GOAL OF THE EXERCISE
Please copy out the full listing that follows exactly; no picture belongs in the copy.

Start of DATA FOR THE TASK

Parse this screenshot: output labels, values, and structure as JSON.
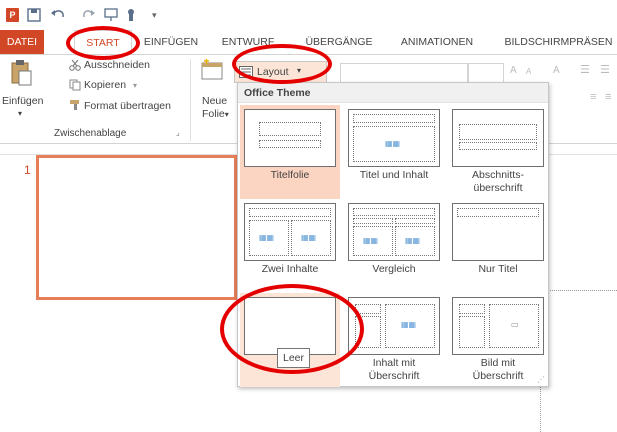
{
  "qat": {
    "app_badge": "P"
  },
  "tabs": [
    "DATEI",
    "START",
    "EINFÜGEN",
    "ENTWURF",
    "ÜBERGÄNGE",
    "ANIMATIONEN",
    "BILDSCHIRMPRÄSEN"
  ],
  "ribbon": {
    "cut": "Ausschneiden",
    "copy": "Kopieren",
    "format_painter": "Format übertragen",
    "paste": "Einfügen",
    "new_slide_line1": "Neue",
    "new_slide_line2": "Folie",
    "group_clipboard": "Zwischenablage",
    "layout": "Layout"
  },
  "dropdown": {
    "header": "Office Theme",
    "layouts": [
      {
        "label": "Titelfolie",
        "selected": true
      },
      {
        "label": "Titel und Inhalt",
        "selected": false
      },
      {
        "label": "Abschnitts-\nüberschrift",
        "selected": false
      },
      {
        "label": "Zwei Inhalte",
        "selected": false
      },
      {
        "label": "Vergleich",
        "selected": false
      },
      {
        "label": "Nur Titel",
        "selected": false
      },
      {
        "label": "Leer",
        "selected": false
      },
      {
        "label": "Inhalt mit\nÜberschrift",
        "selected": false
      },
      {
        "label": "Bild mit\nÜberschrift",
        "selected": false
      }
    ]
  },
  "slide_panel": {
    "slide_number": "1"
  },
  "tooltip": "Leer",
  "colors": {
    "accent": "#d24726",
    "selected_tile": "#fcd5c2",
    "annotation": "#e50000"
  }
}
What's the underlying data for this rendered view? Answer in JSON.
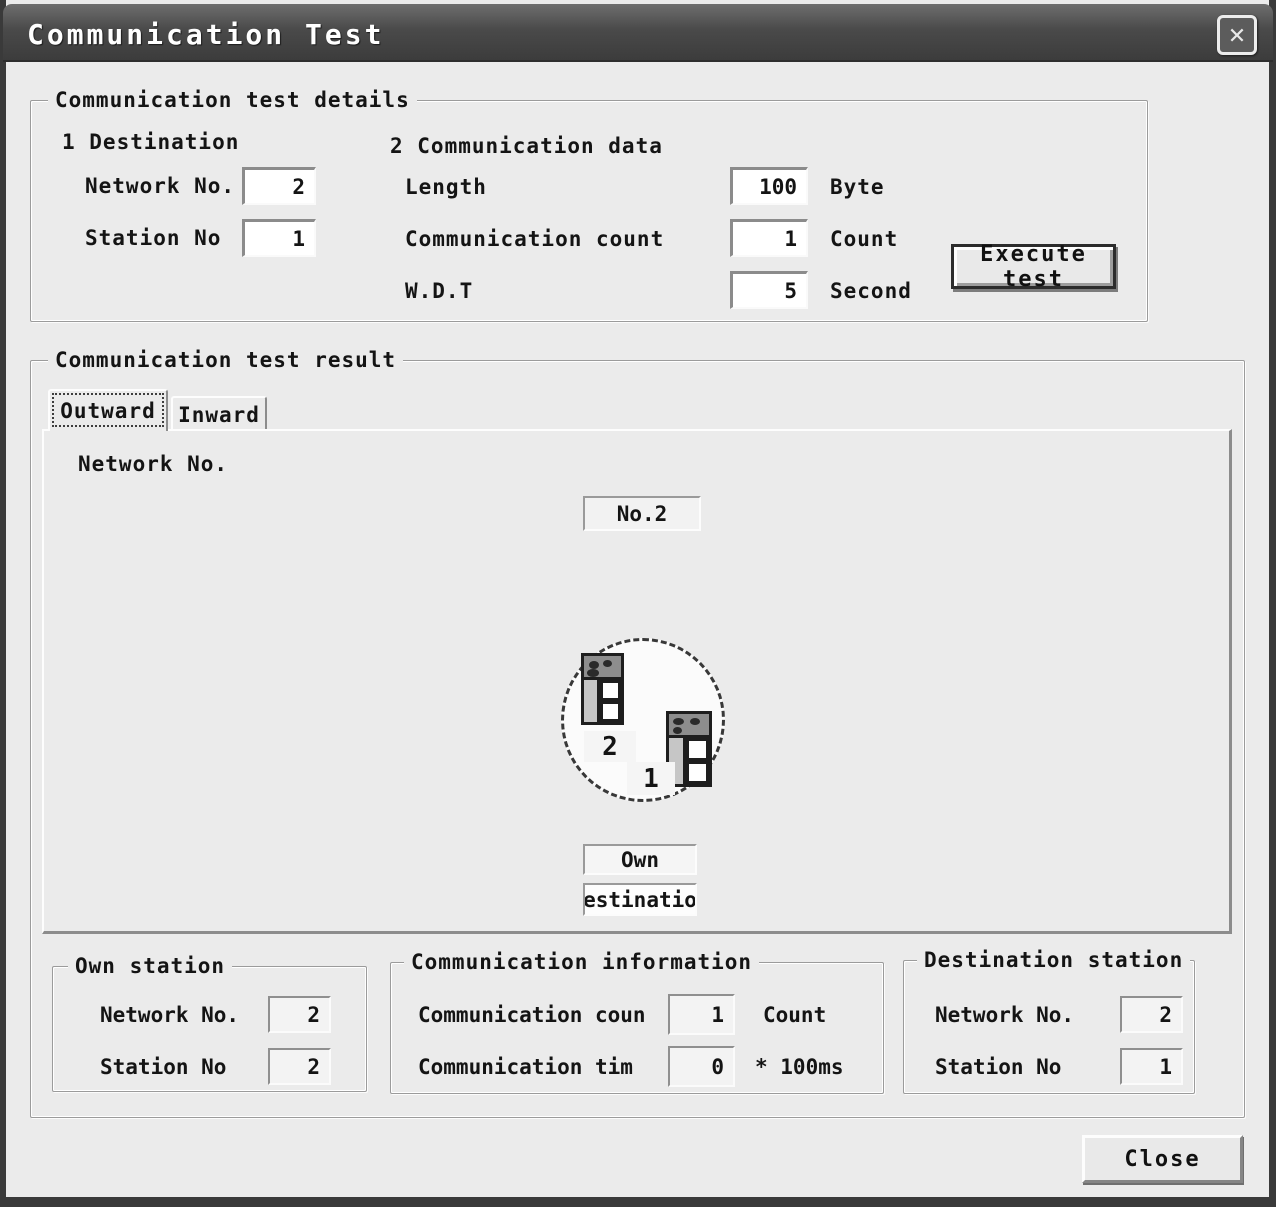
{
  "window": {
    "title": "Communication Test",
    "close_glyph": "✕"
  },
  "details": {
    "legend": "Communication test details",
    "destination": {
      "heading": "1 Destination",
      "network_label": "Network No.",
      "network_value": "2",
      "station_label": "Station No",
      "station_value": "1"
    },
    "comm_data": {
      "heading": "2 Communication data",
      "rows": [
        {
          "label": "Length",
          "value": "100",
          "unit": "Byte"
        },
        {
          "label": "Communication count",
          "value": "1",
          "unit": "Count"
        },
        {
          "label": "W.D.T",
          "value": "5",
          "unit": "Second"
        }
      ]
    },
    "execute_button": "Execute test"
  },
  "result": {
    "legend": "Communication test result",
    "tabs": [
      {
        "label": "Outward"
      },
      {
        "label": "Inward"
      }
    ],
    "network_label": "Network No.",
    "network_badge": "No.2",
    "diagram": {
      "station_top": "2",
      "station_right": "1",
      "own_label": "Own",
      "destination_label": "estinatio"
    },
    "own_station": {
      "legend": "Own station",
      "network_label": "Network No.",
      "network_value": "2",
      "station_label": "Station No",
      "station_value": "2"
    },
    "comm_info": {
      "legend": "Communication information",
      "rows": [
        {
          "label": "Communication coun",
          "value": "1",
          "unit": "Count"
        },
        {
          "label": "Communication tim",
          "value": "0",
          "unit": "* 100ms"
        }
      ]
    },
    "dest_station": {
      "legend": "Destination station",
      "network_label": "Network No.",
      "network_value": "2",
      "station_label": "Station No",
      "station_value": "1"
    }
  },
  "footer": {
    "close_button": "Close"
  }
}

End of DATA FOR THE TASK

ANSWER AREA
Parse this screenshot: output labels, values, and structure as JSON.
{
  "qat": {
    "app_badge": "P"
  },
  "tabs": [
    "DATEI",
    "START",
    "EINFÜGEN",
    "ENTWURF",
    "ÜBERGÄNGE",
    "ANIMATIONEN",
    "BILDSCHIRMPRÄSEN"
  ],
  "ribbon": {
    "cut": "Ausschneiden",
    "copy": "Kopieren",
    "format_painter": "Format übertragen",
    "paste": "Einfügen",
    "new_slide_line1": "Neue",
    "new_slide_line2": "Folie",
    "group_clipboard": "Zwischenablage",
    "layout": "Layout"
  },
  "dropdown": {
    "header": "Office Theme",
    "layouts": [
      {
        "label": "Titelfolie",
        "selected": true
      },
      {
        "label": "Titel und Inhalt",
        "selected": false
      },
      {
        "label": "Abschnitts-\nüberschrift",
        "selected": false
      },
      {
        "label": "Zwei Inhalte",
        "selected": false
      },
      {
        "label": "Vergleich",
        "selected": false
      },
      {
        "label": "Nur Titel",
        "selected": false
      },
      {
        "label": "Leer",
        "selected": false
      },
      {
        "label": "Inhalt mit\nÜberschrift",
        "selected": false
      },
      {
        "label": "Bild mit\nÜberschrift",
        "selected": false
      }
    ]
  },
  "slide_panel": {
    "slide_number": "1"
  },
  "tooltip": "Leer",
  "colors": {
    "accent": "#d24726",
    "selected_tile": "#fcd5c2",
    "annotation": "#e50000"
  }
}
What's the underlying data for this rendered view? Answer in JSON.
{
  "window": {
    "title": "Communication Test",
    "close_glyph": "✕"
  },
  "details": {
    "legend": "Communication test details",
    "destination": {
      "heading": "1 Destination",
      "network_label": "Network No.",
      "network_value": "2",
      "station_label": "Station No",
      "station_value": "1"
    },
    "comm_data": {
      "heading": "2 Communication data",
      "rows": [
        {
          "label": "Length",
          "value": "100",
          "unit": "Byte"
        },
        {
          "label": "Communication count",
          "value": "1",
          "unit": "Count"
        },
        {
          "label": "W.D.T",
          "value": "5",
          "unit": "Second"
        }
      ]
    },
    "execute_button": "Execute test"
  },
  "result": {
    "legend": "Communication test result",
    "tabs": [
      {
        "label": "Outward"
      },
      {
        "label": "Inward"
      }
    ],
    "network_label": "Network No.",
    "network_badge": "No.2",
    "diagram": {
      "station_top": "2",
      "station_right": "1",
      "own_label": "Own",
      "destination_label": "estinatio"
    },
    "own_station": {
      "legend": "Own station",
      "network_label": "Network No.",
      "network_value": "2",
      "station_label": "Station No",
      "station_value": "2"
    },
    "comm_info": {
      "legend": "Communication information",
      "rows": [
        {
          "label": "Communication coun",
          "value": "1",
          "unit": "Count"
        },
        {
          "label": "Communication tim",
          "value": "0",
          "unit": "* 100ms"
        }
      ]
    },
    "dest_station": {
      "legend": "Destination station",
      "network_label": "Network No.",
      "network_value": "2",
      "station_label": "Station No",
      "station_value": "1"
    }
  },
  "footer": {
    "close_button": "Close"
  }
}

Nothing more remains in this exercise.